Credit Union of New Jersey CEO Andy Jaeger

Take your story on tour

‘Internet media tour’ concept makes it easy to bring credit union stories to the media.

May 2, 2023

Your credit union has a story to tell.

Maybe you improved members’ financial well-being or saved a business with a Paycheck Protection Program loan. Perhaps you found a special way to serve military members.

There’s a story there, but how do you share it? How do you get the media to care?

Cooperative Credit Union Association (CCUA) Chief Communications Officer Walter Laskos suggests what he’s calling an “internet media tour.” The concept brings credit union leaders with shareable stories to a desirable setting where they can virtually bring media members in for consecutive one-on-one interviews.

“Essentially, you're going to be the spokesperson,” says Laskos. “We want you to connect with a TV station in Oregon, New York City, and Miami. We're going to put a camera on you and connect with reporters in each of those cities. Each reporter will get 10 minutes in a one-on-one interview.”

CCUA has done it before, joining with the CrossState Credit Union Association in September 2022 to set up a virtual video uplink from Credit Union House and Capitol Hill. That enabled credit union leaders to tape live, one-on-one interviews with several members of the media.
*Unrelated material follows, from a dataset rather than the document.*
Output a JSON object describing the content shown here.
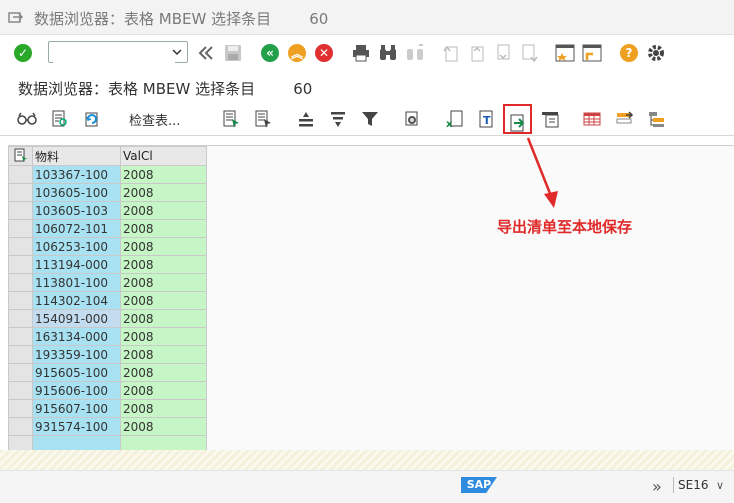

The media members joined the link one after another, giving credit unions free media exposure by delivering a professional live video and audio feed to any reporter with internet connectivity.

Walter Laskos

‘There are some big stories that credit unions could tell.’

Walter Laskos

“It helps journalists conduct an interview from the comfort of their desk,” Laskos says. “The more we can serve up our credit union story on a silver platter to the news media, the more we improve our chances of attracting an editor’s interest and landing the story.”

It starts with a headline-worthy story and a credit union willing to tell it. But Laskos says the key to a successful internet media tour is pitching it to media members: “We have this guy and a senator. They're going to be on camera. You could do a one-on-one interview with them. Here's what the topic is. You can book a 10-minute spot. Here's the link,” Laskos says. “We record the whole bit and you get a copy of the recording. It makes it nice and easy.”

He says the key elements of an internet media tour are:

  • Having a story that impacts the audience.
  • Having the right spokespeople.
  • Crafting the key message.
  • Pitching the news media.
  • Lining up interviews and identifying places to conduct them.

It’s also about having the technology and equipment necessary to provide media members with high-quality audio and video.

“You want to be professional in what that composition is going to be—the resolution of the picture and the sound quality,” Laskos says. “Delivering at a professional level is key for the image that the credit union industry wants to give. I provide the technology. You provide the content, the messaging, the whole bit, and we'll see if we can do it on our own and save a lot of money.”

That leaves it up to credit unions to find a story. Laskos suggests an internet media tour will be successful if the story is impactful, going beyond the opening of new branch or updating members on auto loans.

“It’s important to train and educate the communicators and the marketing people at credit unions about what makes a story,” Laskos says. “There are some big stories that credit unions could tell. A tool like this helps us improve the way we get the message out there to the press.”